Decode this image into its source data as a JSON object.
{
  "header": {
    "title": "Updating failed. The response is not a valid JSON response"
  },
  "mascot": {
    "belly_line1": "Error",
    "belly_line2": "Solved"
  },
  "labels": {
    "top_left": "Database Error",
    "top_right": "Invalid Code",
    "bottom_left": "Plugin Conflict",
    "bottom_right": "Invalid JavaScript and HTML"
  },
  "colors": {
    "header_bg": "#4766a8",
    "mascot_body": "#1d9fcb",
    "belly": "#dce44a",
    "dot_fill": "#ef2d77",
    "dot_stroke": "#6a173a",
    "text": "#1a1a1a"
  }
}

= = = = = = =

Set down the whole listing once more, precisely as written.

Decode this image into its source data as a JSON object.
{
  "header": {
    "title": "Updating failed. The response is not a valid JSON response"
  },
  "mascot": {
    "belly_line1": "Error",
    "belly_line2": "Solved"
  },
  "labels": {
    "top_left": "Database Error",
    "top_right": "Invalid Code",
    "bottom_left": "Plugin Conflict",
    "bottom_right": "Invalid JavaScript and HTML"
  },
  "colors": {
    "header_bg": "#4766a8",
    "mascot_body": "#1d9fcb",
    "belly": "#dce44a",
    "dot_fill": "#ef2d77",
    "dot_stroke": "#6a173a",
    "text": "#1a1a1a"
  }
}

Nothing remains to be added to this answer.